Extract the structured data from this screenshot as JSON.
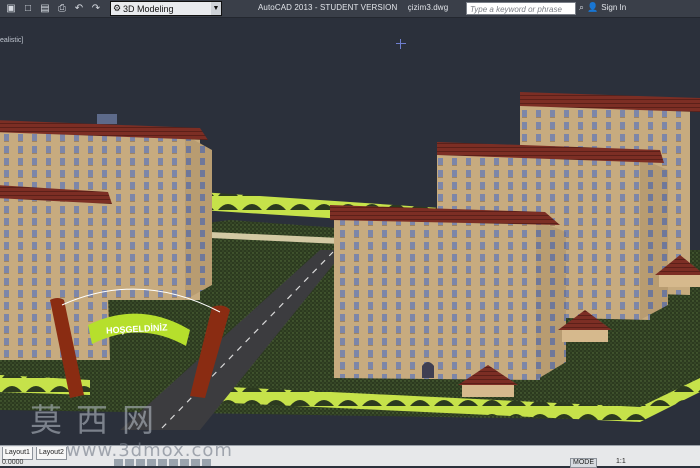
{
  "app": {
    "title": "AutoCAD 2013 - STUDENT VERSION",
    "filename": "çizim3.dwg"
  },
  "toolbar": {
    "workspace": "3D Modeling",
    "search_placeholder": "Type a keyword or phrase",
    "signin_label": "Sign In",
    "quick_access_icons": [
      "new-file-icon",
      "open-icon",
      "save-icon",
      "print-icon",
      "undo-icon",
      "redo-icon"
    ]
  },
  "viewport": {
    "style_label": "ealistic]",
    "gate_sign": "HOŞGELDİNİZ",
    "background_color": "#2b303b"
  },
  "status": {
    "tab1": "Layout1",
    "tab2": "Layout2",
    "coords": "0.0000",
    "mode": "MODE",
    "scale": "1:1"
  },
  "watermark": {
    "chars": "莫西网",
    "url": "www.3dmox.com"
  }
}
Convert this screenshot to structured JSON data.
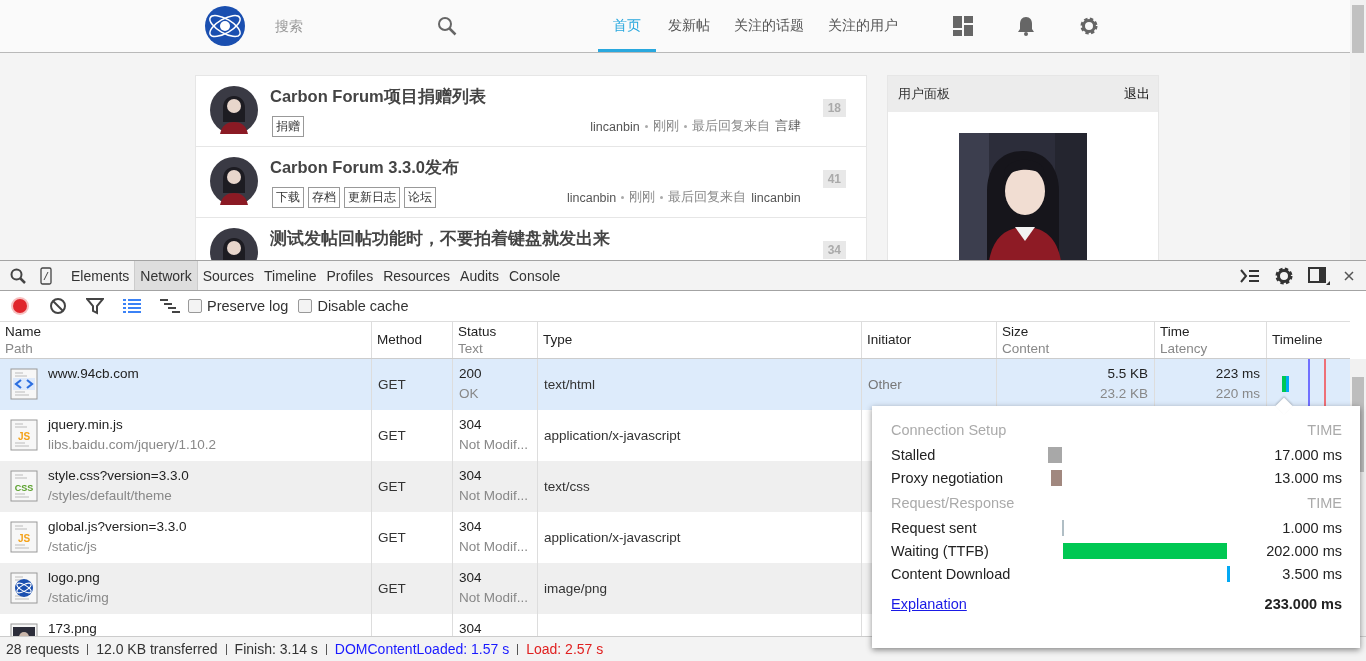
{
  "site": {
    "search": {
      "placeholder": "搜索"
    },
    "nav": [
      {
        "label": "首页",
        "selected": true
      },
      {
        "label": "发新帖",
        "selected": false
      },
      {
        "label": "关注的话题",
        "selected": false
      },
      {
        "label": "关注的用户",
        "selected": false
      }
    ],
    "topics": [
      {
        "title": "Carbon Forum项目捐赠列表",
        "tags": [
          "捐赠"
        ],
        "author": "lincanbin",
        "time": "刚刚",
        "last_reply_label": "最后回复来自",
        "last_reply_user": "言肆",
        "replies": "18"
      },
      {
        "title": "Carbon Forum 3.3.0发布",
        "tags": [
          "下载",
          "存档",
          "更新日志",
          "论坛"
        ],
        "author": "lincanbin",
        "time": "刚刚",
        "last_reply_label": "最后回复来自",
        "last_reply_user": "lincanbin",
        "replies": "41"
      },
      {
        "title": "测试发帖回帖功能时，不要拍着键盘就发出来",
        "replies": "34"
      }
    ],
    "user_panel": {
      "title": "用户面板",
      "logout": "退出"
    }
  },
  "devtools": {
    "tabs": [
      {
        "label": "Elements",
        "selected": false
      },
      {
        "label": "Network",
        "selected": true
      },
      {
        "label": "Sources",
        "selected": false
      },
      {
        "label": "Timeline",
        "selected": false
      },
      {
        "label": "Profiles",
        "selected": false
      },
      {
        "label": "Resources",
        "selected": false
      },
      {
        "label": "Audits",
        "selected": false
      },
      {
        "label": "Console",
        "selected": false
      }
    ],
    "recording": true,
    "checkboxes": [
      {
        "label": "Preserve log",
        "checked": false
      },
      {
        "label": "Disable cache",
        "checked": false
      }
    ],
    "columns": [
      {
        "label": "Name",
        "sub": "Path"
      },
      {
        "label": "Method"
      },
      {
        "label": "Status",
        "sub": "Text"
      },
      {
        "label": "Type"
      },
      {
        "label": "Initiator"
      },
      {
        "label": "Size",
        "sub": "Content"
      },
      {
        "label": "Time",
        "sub": "Latency"
      },
      {
        "label": "Timeline"
      }
    ],
    "rows": [
      {
        "kind": "html",
        "name": "www.94cb.com",
        "method": "GET",
        "status": "200",
        "status_text": "OK",
        "type": "text/html",
        "initiator": "Other",
        "size": "5.5 KB",
        "content": "23.2 KB",
        "time": "223 ms",
        "latency": "220 ms",
        "selected": true
      },
      {
        "kind": "js",
        "icon_label": "JS",
        "name": "jquery.min.js",
        "path": "libs.baidu.com/jquery/1.10.2",
        "method": "GET",
        "status": "304",
        "status_text": "Not Modif...",
        "type": "application/x-javascript",
        "selected": false
      },
      {
        "kind": "css",
        "icon_label": "CSS",
        "name": "style.css?version=3.3.0",
        "path": "/styles/default/theme",
        "method": "GET",
        "status": "304",
        "status_text": "Not Modif...",
        "type": "text/css",
        "selected": false
      },
      {
        "kind": "js",
        "icon_label": "JS",
        "name": "global.js?version=3.3.0",
        "path": "/static/js",
        "method": "GET",
        "status": "304",
        "status_text": "Not Modif...",
        "type": "application/x-javascript",
        "selected": false
      },
      {
        "kind": "logo",
        "name": "logo.png",
        "path": "/static/img",
        "method": "GET",
        "status": "304",
        "status_text": "Not Modif...",
        "type": "image/png",
        "selected": false
      },
      {
        "name": "173.png",
        "status": "304",
        "selected": false
      }
    ],
    "status_bar": [
      {
        "kind": "plain",
        "text": "28 requests"
      },
      {
        "kind": "plain",
        "text": "12.0 KB transferred"
      },
      {
        "kind": "plain",
        "text": "Finish: 3.14 s"
      },
      {
        "kind": "dom",
        "text": "DOMContentLoaded: 1.57 s"
      },
      {
        "kind": "load",
        "text": "Load: 2.57 s"
      }
    ],
    "timing_popover": {
      "sections": [
        {
          "kind": "setup",
          "title": "Connection Setup",
          "time_label": "TIME",
          "items": [
            {
              "label": "Stalled",
              "value": "17.000 ms",
              "color": "#a8a8a8"
            },
            {
              "label": "Proxy negotiation",
              "value": "13.000 ms",
              "color": "#a1887f"
            }
          ]
        },
        {
          "kind": "request",
          "title": "Request/Response",
          "time_label": "TIME",
          "items": [
            {
              "label": "Request sent",
              "value": "1.000 ms",
              "color": "#b0bec5"
            },
            {
              "label": "Waiting (TTFB)",
              "value": "202.000 ms",
              "color": "#00c853"
            },
            {
              "label": "Content Download",
              "value": "3.500 ms",
              "color": "#03a9f4"
            }
          ]
        }
      ],
      "link": "Explanation",
      "total": "233.000 ms"
    }
  }
}
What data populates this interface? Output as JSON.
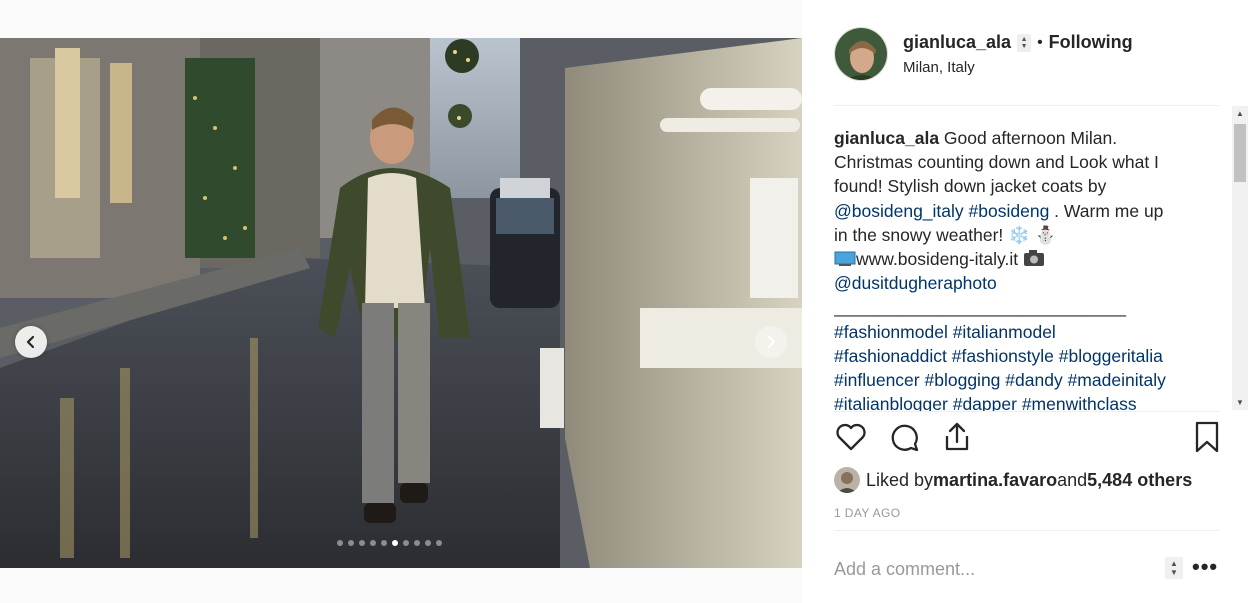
{
  "carousel": {
    "slide_count": 10,
    "active_index": 5,
    "prev_icon": "chevron-left-icon",
    "next_icon": "chevron-right-icon"
  },
  "post": {
    "username": "gianluca_ala",
    "follow_status": "Following",
    "bullet": "•",
    "location": "Milan, Italy"
  },
  "caption": {
    "username": "gianluca_ala",
    "text_1": " Good afternoon Milan.",
    "line_2": "Christmas counting down and Look what I",
    "line_3": "found! Stylish down jacket coats by",
    "mention_1": "@bosideng_italy",
    "hashtag_1": "#bosideng",
    "text_4": " . Warm me up",
    "line_5": "in the snowy weather! ❄️ ⛄",
    "website": "www.bosideng-italy.it",
    "mention_2": "@dusitdugheraphoto",
    "separator": "______________________________",
    "hashtags": [
      [
        "#fashionmodel",
        "#italianmodel"
      ],
      [
        "#fashionaddict",
        "#fashionstyle",
        "#bloggeritalia"
      ],
      [
        "#influencer",
        "#blogging",
        "#dandy",
        "#madeinitaly"
      ],
      [
        "#italianblogger",
        "#dapper",
        "#menwithclass"
      ]
    ]
  },
  "actions": {
    "like_icon": "heart-icon",
    "comment_icon": "comment-icon",
    "share_icon": "share-icon",
    "save_icon": "bookmark-icon"
  },
  "likes": {
    "prefix": "Liked by ",
    "liker": "martina.favaro",
    "middle": " and ",
    "others": "5,484 others"
  },
  "timestamp": "1 DAY AGO",
  "comment": {
    "placeholder": "Add a comment...",
    "more_label": "•••"
  },
  "colors": {
    "link": "#003569",
    "text": "#262626",
    "muted": "#999999",
    "divider": "#efefef"
  }
}
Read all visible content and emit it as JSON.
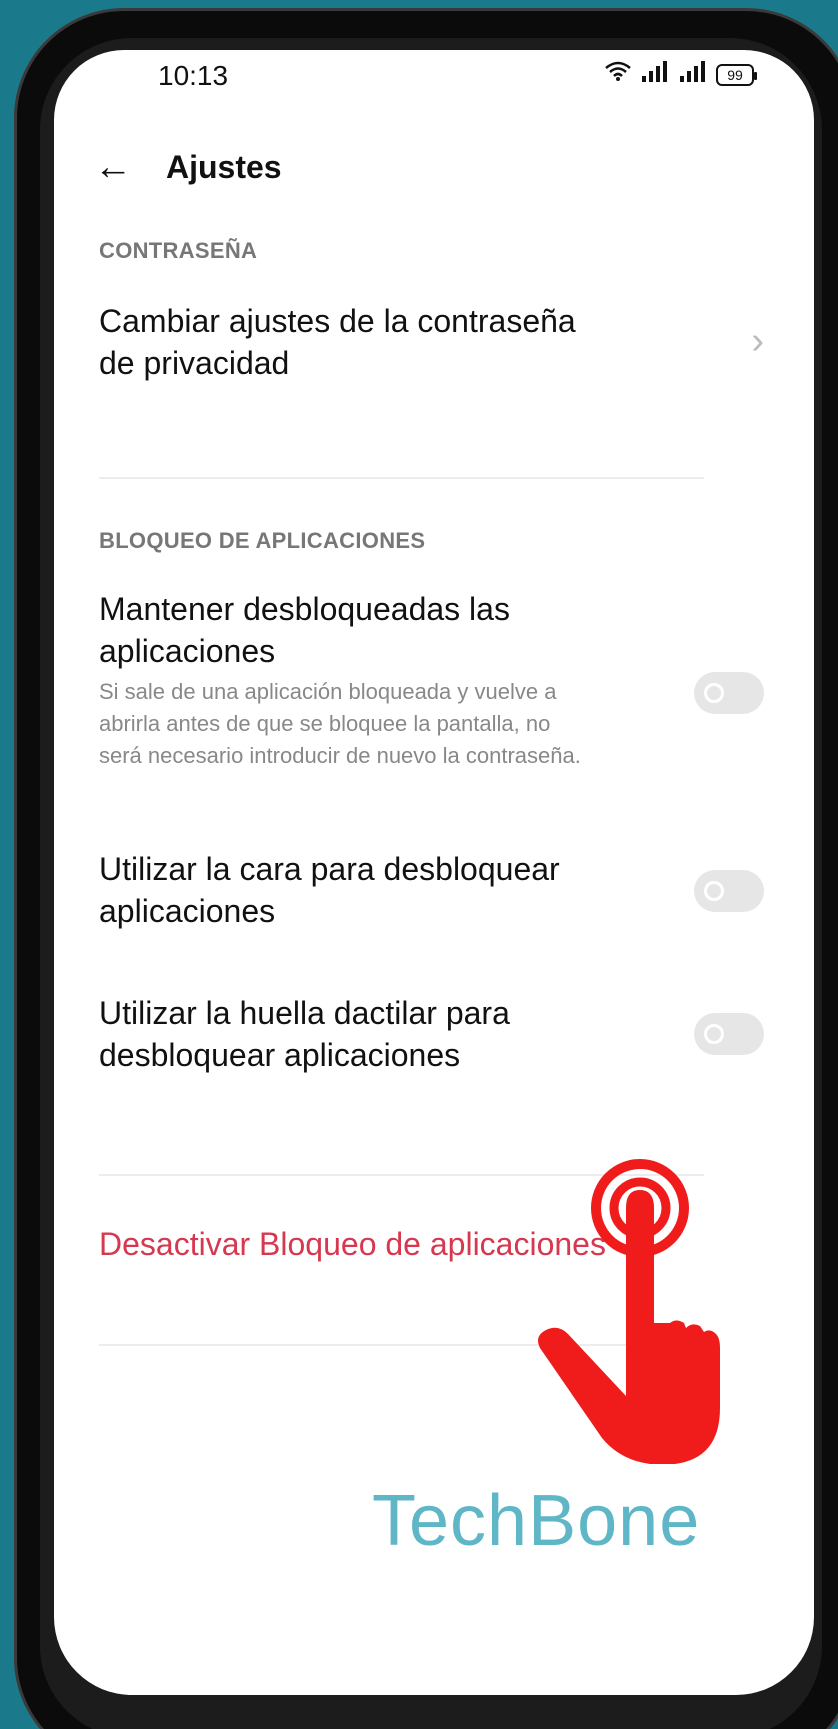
{
  "status_bar": {
    "time": "10:13",
    "battery": "99",
    "wifi_icon": "wifi-icon",
    "signal_icon": "signal-icon"
  },
  "header": {
    "title": "Ajustes",
    "back_icon": "back-arrow-icon"
  },
  "sections": {
    "password": {
      "label": "CONTRASEÑA",
      "items": [
        {
          "title": "Cambiar ajustes de la contraseña de privacidad"
        }
      ]
    },
    "app_lock": {
      "label": "BLOQUEO DE APLICACIONES",
      "items": [
        {
          "title": "Mantener desbloqueadas las aplicaciones",
          "description": "Si sale de una aplicación bloqueada y vuelve a abrirla antes de que se bloquee la pantalla, no será necesario introducir de nuevo la contraseña.",
          "enabled": false
        },
        {
          "title": "Utilizar la cara para desbloquear aplicaciones",
          "enabled": false
        },
        {
          "title": "Utilizar la huella dactilar para desbloquear aplicaciones",
          "enabled": false
        }
      ]
    }
  },
  "actions": {
    "disable_app_lock": "Desactivar Bloqueo de aplicaciones"
  },
  "watermark": "TechBone",
  "colors": {
    "accent_danger": "#d6394f",
    "background": "#1a7a8c",
    "pointer": "#f01c1c"
  }
}
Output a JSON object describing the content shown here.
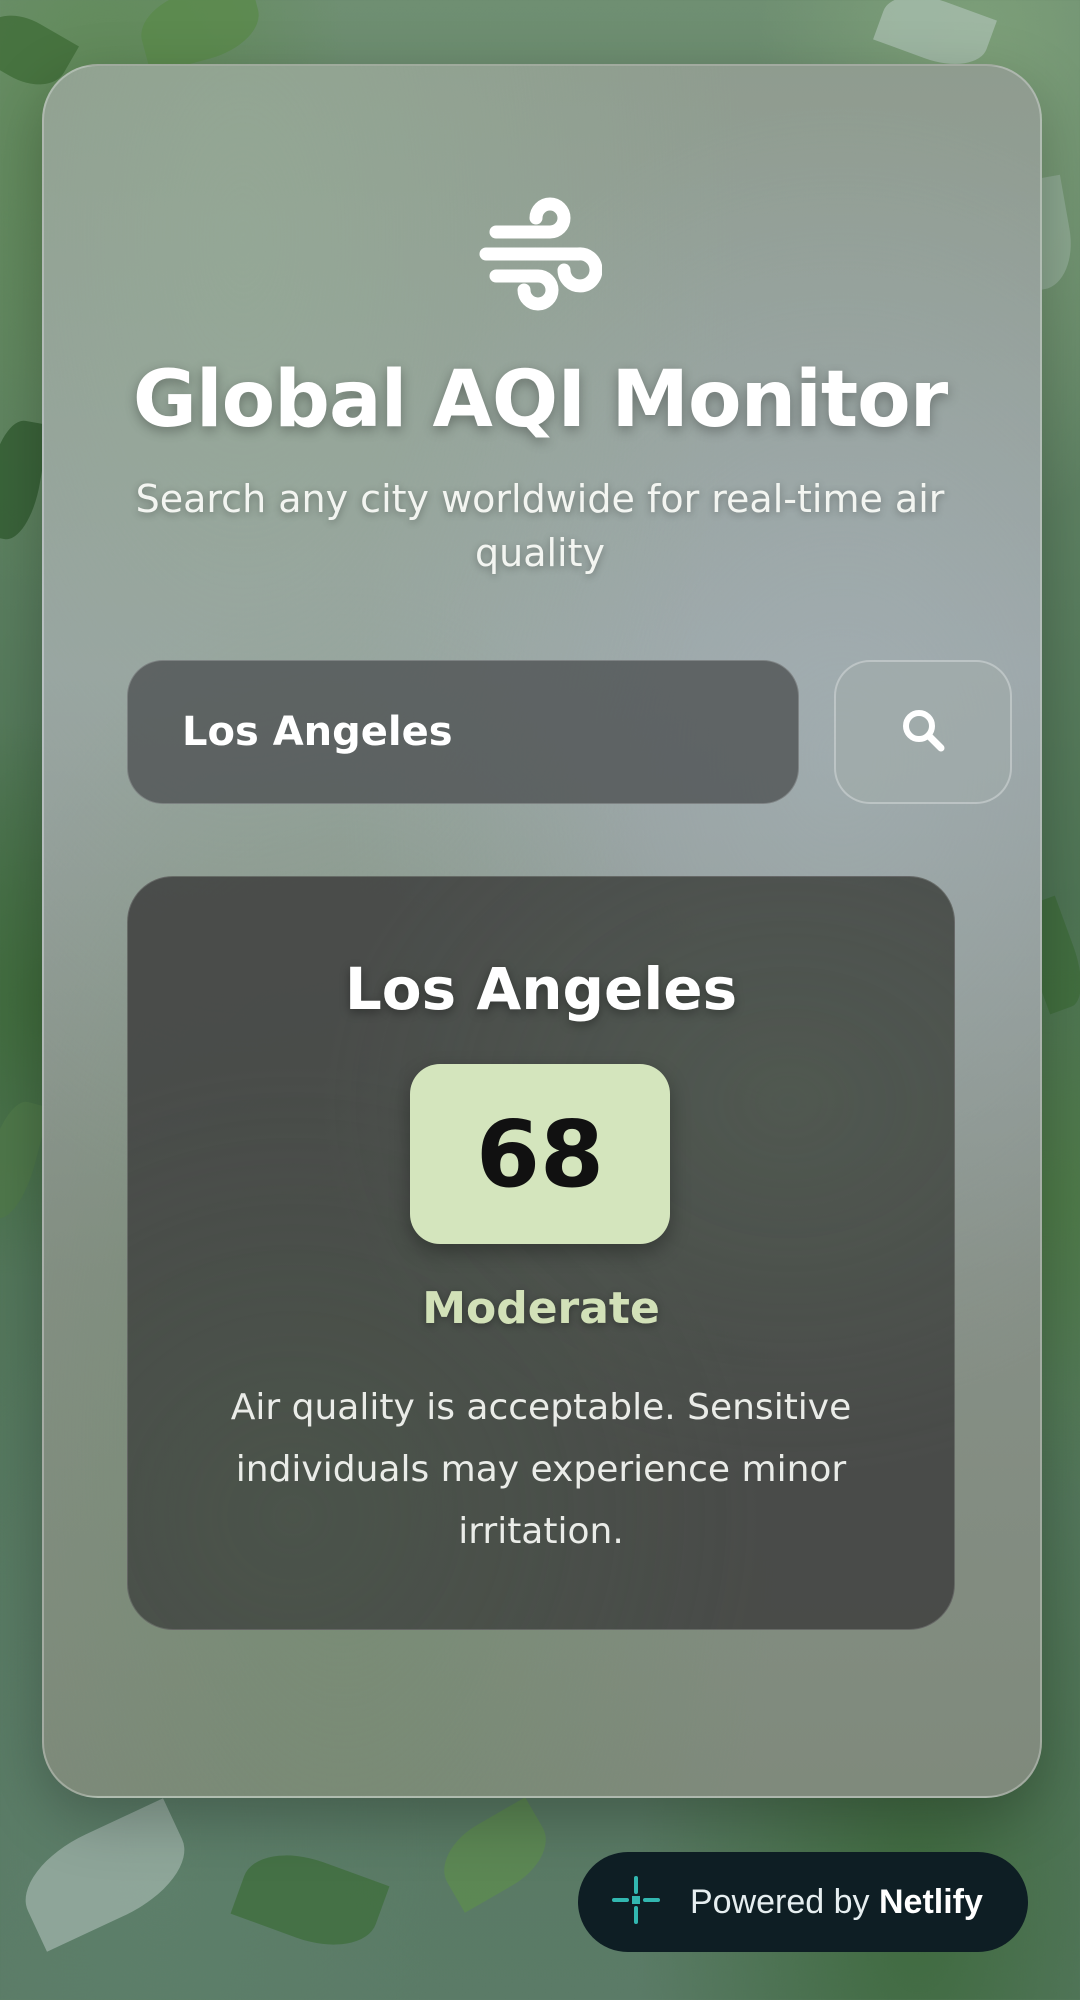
{
  "app": {
    "title": "Global AQI Monitor",
    "subtitle": "Search any city worldwide for real-time air quality",
    "logo_icon": "wind-icon"
  },
  "search": {
    "value": "Los Angeles",
    "button_icon": "search-icon"
  },
  "result": {
    "city": "Los Angeles",
    "aqi": "68",
    "level": "Moderate",
    "description": "Air quality is acceptable. Sensitive individuals may experience minor irritation.",
    "badge_color": "#d4e5bd",
    "level_color": "#d2e1b8"
  },
  "footer": {
    "powered_prefix": "Powered by",
    "powered_brand": "Netlify",
    "brand_icon": "netlify-icon"
  }
}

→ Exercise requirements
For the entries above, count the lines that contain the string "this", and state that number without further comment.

→ Task result
3